[Web page and app entries]
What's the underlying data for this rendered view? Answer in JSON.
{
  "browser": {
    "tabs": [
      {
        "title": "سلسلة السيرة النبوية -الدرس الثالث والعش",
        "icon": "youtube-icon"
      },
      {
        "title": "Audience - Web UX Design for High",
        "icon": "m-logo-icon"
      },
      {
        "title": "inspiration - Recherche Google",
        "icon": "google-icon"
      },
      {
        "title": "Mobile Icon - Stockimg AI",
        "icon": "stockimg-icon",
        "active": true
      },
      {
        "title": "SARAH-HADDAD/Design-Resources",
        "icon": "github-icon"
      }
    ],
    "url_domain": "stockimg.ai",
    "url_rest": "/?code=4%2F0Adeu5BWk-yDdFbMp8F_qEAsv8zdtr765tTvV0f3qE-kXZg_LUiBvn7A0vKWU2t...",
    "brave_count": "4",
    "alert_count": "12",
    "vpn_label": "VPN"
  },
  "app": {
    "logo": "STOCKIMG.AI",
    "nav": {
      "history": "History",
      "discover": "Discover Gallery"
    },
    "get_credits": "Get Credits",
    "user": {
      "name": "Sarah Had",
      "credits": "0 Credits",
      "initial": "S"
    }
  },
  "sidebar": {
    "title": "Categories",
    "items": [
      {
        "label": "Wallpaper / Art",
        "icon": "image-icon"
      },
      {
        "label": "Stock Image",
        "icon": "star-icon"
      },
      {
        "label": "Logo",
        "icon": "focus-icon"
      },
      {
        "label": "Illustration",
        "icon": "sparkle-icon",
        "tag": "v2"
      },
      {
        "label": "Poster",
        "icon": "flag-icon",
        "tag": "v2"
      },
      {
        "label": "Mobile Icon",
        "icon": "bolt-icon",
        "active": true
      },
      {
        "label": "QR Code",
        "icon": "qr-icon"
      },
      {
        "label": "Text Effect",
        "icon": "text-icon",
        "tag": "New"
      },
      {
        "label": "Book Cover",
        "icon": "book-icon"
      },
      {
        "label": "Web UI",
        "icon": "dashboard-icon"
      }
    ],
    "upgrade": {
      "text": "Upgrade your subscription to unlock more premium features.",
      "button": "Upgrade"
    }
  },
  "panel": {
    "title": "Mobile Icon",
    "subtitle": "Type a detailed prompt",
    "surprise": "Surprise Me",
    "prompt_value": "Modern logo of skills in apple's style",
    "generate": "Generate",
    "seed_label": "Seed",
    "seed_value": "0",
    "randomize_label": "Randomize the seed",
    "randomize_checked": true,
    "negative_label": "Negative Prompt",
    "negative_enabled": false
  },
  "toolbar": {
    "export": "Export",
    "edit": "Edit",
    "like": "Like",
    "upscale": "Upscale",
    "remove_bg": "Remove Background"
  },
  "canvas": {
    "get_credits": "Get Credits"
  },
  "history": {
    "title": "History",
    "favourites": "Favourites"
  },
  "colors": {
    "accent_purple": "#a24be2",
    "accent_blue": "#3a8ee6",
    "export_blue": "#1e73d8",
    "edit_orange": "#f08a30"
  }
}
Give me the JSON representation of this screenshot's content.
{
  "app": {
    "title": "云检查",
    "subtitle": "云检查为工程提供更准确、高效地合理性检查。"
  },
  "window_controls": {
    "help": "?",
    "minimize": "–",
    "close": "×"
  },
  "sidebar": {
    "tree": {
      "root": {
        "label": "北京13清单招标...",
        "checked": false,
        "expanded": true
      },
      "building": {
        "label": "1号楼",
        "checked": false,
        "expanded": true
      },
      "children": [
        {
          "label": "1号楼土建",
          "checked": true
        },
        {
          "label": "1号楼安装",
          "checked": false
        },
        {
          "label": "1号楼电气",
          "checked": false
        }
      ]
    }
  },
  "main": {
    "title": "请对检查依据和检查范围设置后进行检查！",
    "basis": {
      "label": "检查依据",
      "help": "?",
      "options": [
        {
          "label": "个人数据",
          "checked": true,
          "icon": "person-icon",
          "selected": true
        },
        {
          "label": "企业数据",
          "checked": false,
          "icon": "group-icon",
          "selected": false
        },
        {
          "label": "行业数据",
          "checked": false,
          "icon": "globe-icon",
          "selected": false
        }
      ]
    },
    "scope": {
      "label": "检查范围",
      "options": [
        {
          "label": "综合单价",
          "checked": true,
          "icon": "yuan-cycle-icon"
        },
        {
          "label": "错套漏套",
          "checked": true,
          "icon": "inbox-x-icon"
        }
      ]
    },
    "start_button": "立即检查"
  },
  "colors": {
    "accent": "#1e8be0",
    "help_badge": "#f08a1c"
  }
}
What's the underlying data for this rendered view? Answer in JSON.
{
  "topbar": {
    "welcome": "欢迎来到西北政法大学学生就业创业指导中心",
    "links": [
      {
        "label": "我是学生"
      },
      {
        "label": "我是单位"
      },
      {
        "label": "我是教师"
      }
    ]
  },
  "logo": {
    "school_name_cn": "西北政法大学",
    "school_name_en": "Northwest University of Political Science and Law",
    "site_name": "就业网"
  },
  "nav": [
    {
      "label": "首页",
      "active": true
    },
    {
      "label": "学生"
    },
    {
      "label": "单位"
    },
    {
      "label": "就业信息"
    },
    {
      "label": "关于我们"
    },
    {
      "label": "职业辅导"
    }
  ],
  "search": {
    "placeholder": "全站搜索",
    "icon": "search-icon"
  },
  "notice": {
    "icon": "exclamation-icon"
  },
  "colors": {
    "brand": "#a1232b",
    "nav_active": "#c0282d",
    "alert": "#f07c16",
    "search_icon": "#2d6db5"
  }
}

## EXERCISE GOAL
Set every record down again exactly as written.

## SOLUTION
What's the underlying data for this rendered view? Answer in JSON.
{
  "browser": {
    "tabs": [
      {
        "title": "سلسلة السيرة النبوية -الدرس الثالث والعش",
        "icon": "youtube-icon"
      },
      {
        "title": "Audience - Web UX Design for High",
        "icon": "m-logo-icon"
      },
      {
        "title": "inspiration - Recherche Google",
        "icon": "google-icon"
      },
      {
        "title": "Mobile Icon - Stockimg AI",
        "icon": "stockimg-icon",
        "active": true
      },
      {
        "title": "SARAH-HADDAD/Design-Resources",
        "icon": "github-icon"
      }
    ],
    "url_domain": "stockimg.ai",
    "url_rest": "/?code=4%2F0Adeu5BWk-yDdFbMp8F_qEAsv8zdtr765tTvV0f3qE-kXZg_LUiBvn7A0vKWU2t...",
    "brave_count": "4",
    "alert_count": "12",
    "vpn_label": "VPN"
  },
  "app": {
    "logo": "STOCKIMG.AI",
    "nav": {
      "history": "History",
      "discover": "Discover Gallery"
    },
    "get_credits": "Get Credits",
    "user": {
      "name": "Sarah Had",
      "credits": "0 Credits",
      "initial": "S"
    }
  },
  "sidebar": {
    "title": "Categories",
    "items": [
      {
        "label": "Wallpaper / Art",
        "icon": "image-icon"
      },
      {
        "label": "Stock Image",
        "icon": "star-icon"
      },
      {
        "label": "Logo",
        "icon": "focus-icon"
      },
      {
        "label": "Illustration",
        "icon": "sparkle-icon",
        "tag": "v2"
      },
      {
        "label": "Poster",
        "icon": "flag-icon",
        "tag": "v2"
      },
      {
        "label": "Mobile Icon",
        "icon": "bolt-icon",
        "active": true
      },
      {
        "label": "QR Code",
        "icon": "qr-icon"
      },
      {
        "label": "Text Effect",
        "icon": "text-icon",
        "tag": "New"
      },
      {
        "label": "Book Cover",
        "icon": "book-icon"
      },
      {
        "label": "Web UI",
        "icon": "dashboard-icon"
      }
    ],
    "upgrade": {
      "text": "Upgrade your subscription to unlock more premium features.",
      "button": "Upgrade"
    }
  },
  "panel": {
    "title": "Mobile Icon",
    "subtitle": "Type a detailed prompt",
    "surprise": "Surprise Me",
    "prompt_value": "Modern logo of skills in apple's style",
    "generate": "Generate",
    "seed_label": "Seed",
    "seed_value": "0",
    "randomize_label": "Randomize the seed",
    "randomize_checked": true,
    "negative_label": "Negative Prompt",
    "negative_enabled": false
  },
  "toolbar": {
    "export": "Export",
    "edit": "Edit",
    "like": "Like",
    "upscale": "Upscale",
    "remove_bg": "Remove Background"
  },
  "canvas": {
    "get_credits": "Get Credits"
  },
  "history": {
    "title": "History",
    "favourites": "Favourites"
  },
  "colors": {
    "accent_purple": "#a24be2",
    "accent_blue": "#3a8ee6",
    "export_blue": "#1e73d8",
    "edit_orange": "#f08a30"
  }
}
Give me the JSON representation of this screenshot's content.
{
  "app": {
    "title": "云检查",
    "subtitle": "云检查为工程提供更准确、高效地合理性检查。"
  },
  "window_controls": {
    "help": "?",
    "minimize": "–",
    "close": "×"
  },
  "sidebar": {
    "tree": {
      "root": {
        "label": "北京13清单招标...",
        "checked": false,
        "expanded": true
      },
      "building": {
        "label": "1号楼",
        "checked": false,
        "expanded": true
      },
      "children": [
        {
          "label": "1号楼土建",
          "checked": true
        },
        {
          "label": "1号楼安装",
          "checked": false
        },
        {
          "label": "1号楼电气",
          "checked": false
        }
      ]
    }
  },
  "main": {
    "title": "请对检查依据和检查范围设置后进行检查！",
    "basis": {
      "label": "检查依据",
      "help": "?",
      "options": [
        {
          "label": "个人数据",
          "checked": true,
          "icon": "person-icon",
          "selected": true
        },
        {
          "label": "企业数据",
          "checked": false,
          "icon": "group-icon",
          "selected": false
        },
        {
          "label": "行业数据",
          "checked": false,
          "icon": "globe-icon",
          "selected": false
        }
      ]
    },
    "scope": {
      "label": "检查范围",
      "options": [
        {
          "label": "综合单价",
          "checked": true,
          "icon": "yuan-cycle-icon"
        },
        {
          "label": "错套漏套",
          "checked": true,
          "icon": "inbox-x-icon"
        }
      ]
    },
    "start_button": "立即检查"
  },
  "colors": {
    "accent": "#1e8be0",
    "help_badge": "#f08a1c"
  }
}
What's the underlying data for this rendered view? Answer in JSON.
{
  "topbar": {
    "welcome": "欢迎来到西北政法大学学生就业创业指导中心",
    "links": [
      {
        "label": "我是学生"
      },
      {
        "label": "我是单位"
      },
      {
        "label": "我是教师"
      }
    ]
  },
  "logo": {
    "school_name_cn": "西北政法大学",
    "school_name_en": "Northwest University of Political Science and Law",
    "site_name": "就业网"
  },
  "nav": [
    {
      "label": "首页",
      "active": true
    },
    {
      "label": "学生"
    },
    {
      "label": "单位"
    },
    {
      "label": "就业信息"
    },
    {
      "label": "关于我们"
    },
    {
      "label": "职业辅导"
    }
  ],
  "search": {
    "placeholder": "全站搜索",
    "icon": "search-icon"
  },
  "notice": {
    "icon": "exclamation-icon"
  },
  "colors": {
    "brand": "#a1232b",
    "nav_active": "#c0282d",
    "alert": "#f07c16",
    "search_icon": "#2d6db5"
  }
}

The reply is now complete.